CROSSGEN ILLUSTRATED: A Comic Book Bible (Mania.com)
By:Arnold T. Blumberg Date: Wednesday, November 28, 2001
CrossGen Comics has made quite a name for itself in its short life. Emerging during an uncertain period in the comic book industry, the Florida-based publisher basically set out to capture the fickle hearts and minds of comic book readers by sticking to a few simple rules: turn out quality comics, provide substantial customer and retailer support to allow everyone who wants copies to get them, and ship on time. Say what you like about that first goal (and if you've read my reviews here and in other publications, you certainly know that I have, much to the dismay of the CrossGen faithful), but let it not be said that CrossGen has violated any of its business objectives. Indeed, in such a short time, the publisher has distinguished itself as a class act all the way. They actually help dealers and collectors to find their books and keep them in stock. Now who would have thought of that?

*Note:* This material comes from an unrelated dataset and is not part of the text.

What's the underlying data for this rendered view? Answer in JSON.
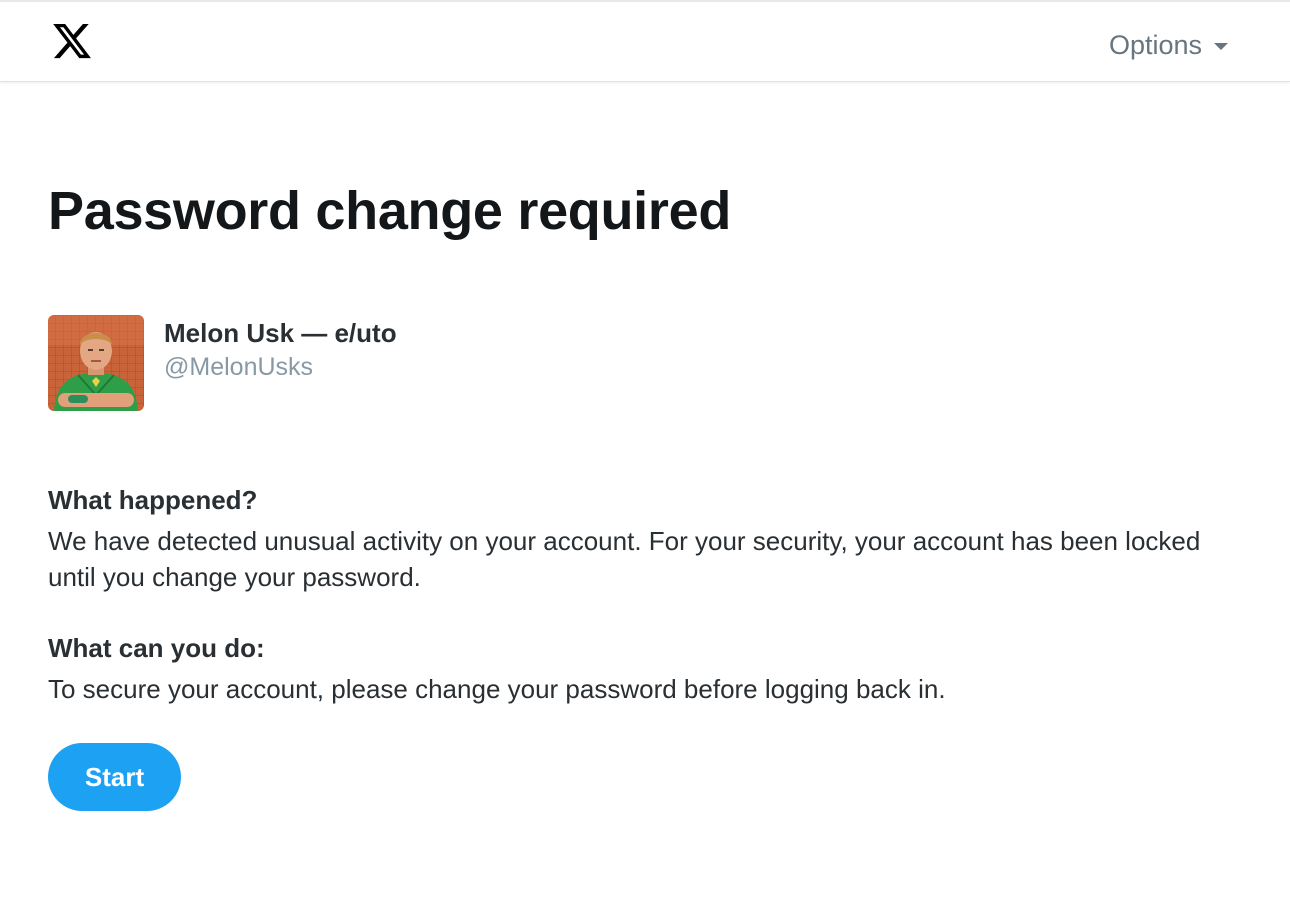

It's sad that a mark of distinction in comics should be derived more from the timeliness of product delivery than its depth of plot or artistic innovation, but CrossGen did not create the market into which it charged with swords unsheathed it merely surveyed the lay of the land and swept in to conquer. And conquer it did. To date, CrossGen comics have been consistent sellers, drawing critical acclaim (from some quarters...sigh), high-powered talent, and solid reader support. From the start, CrossGen even decided to weave in an intriguing linking plot thread that would tie its many titles together in a cohesive universe whose secrets would not be revealed all at once. Readers would have to learn patience as the myriad plot strands unfolded across the company's many ongoing series. Well, for many only just discovering the CrossGen way of telling a tale, it may seem daunting to try to jump into a whole new fictional universe without some sort of handy guidebook. To those stalwarts eager to explore the CrossGen Universe but fearful of the steep learning curve...worry no more. CROSSGEN ILLUSTRATED has arrived.
I may have my doubts about some aspects of the CrossGen line, but I have to say, after perusing this lush volume of detailed information, artwork, and countless enticing tidbits about the vast universe that the publisher and its creative staff have built over the course of only two years or so, it is indeed an impressive achievement. While I've been pretty vocal about not finding much excitement in reading the CrossGen titles, a book like this goes a long way to making me feel like I've been missing something. Fortunately, for those of you who have not yet formulated an opinion, there's no better time to learn about what this company has to offer, and no better resource to assist you in the process.
Company founder Mark Alessi leads things off in the foreword, and the book quickly introduces a fascinating twist on the reference approach by presenting gallery artwork in black and white line art and finished full color form, the better to showcase the detailed creation that goes into every CrossGen comic. But the meat of this volume is the chronicle of the CrossGen Universe, beginning with the overarching premise the granting of power to the Sigil-Bearers who figure prominently in each and every title published by the company. There is a larger story here than that to which readers are privy in each monthly, and gathering the clues to help piece together the big picture will doubtless be a long-term project for fans.
The book provides separate sections for every current CrossGen series, starting with MYSTIC and carrying through SIGIL, SCION, MERIDIAN, THE FIRST, CRUX, SOJOURN (one of the most popular recent additions to the line), NEGATION, RUSE (the one I liked so far...thought you might want to know), and THE PATH. For every title, CROSSGEN ILLUSTRATED offers a write-up of the basic premise, cursory plot synopses, character studies, and a plethora of pin-ups, panels, and portraits. There are sections on how magic functions in the CrossGen Universe, the nature of the Saurians (a reptilian alien race, as if you couldn't guess), and the socio-political structure of Partington, the England-esque land that serves as home base for Simon Archard of RUSE (did I mention that I liked this one quite a bit? Oh, I did). Can't remember what the Five Disciplines of the Atlanteans or the Seven Weapons of Altwaal were? They're all here, enumerated and accompanied by those ubiquitous illustrations. There are also a few tantalizing clues, for those fans hardy enough to plow through the many facts and figures collected within, that just may aid in unraveling those larger mysteries of the CrossGen reality that we mentioned earlier. Far more than a simple guidebook, CROSSGEN ILLUSTRATED pushes things forward, illuminating the boundaries and as yet undiscovered corners of the CrossGen line.
This is an attractive album that showcases the talents of the many writers and artists who have labored for the last two years to create a unique world of characters and adventures set apart from the familiar Marvel and DC pantheons. While the CrossGen line borrows liberally from mythological, fantasy and science fiction motifs, it does so with calculated cleverness, shaping an expanding saga that entices readers by being at once familiar and fresh.
Ed.: Brandon Peterson; Text: Barbara Kesel; Artwork by a cast of dozens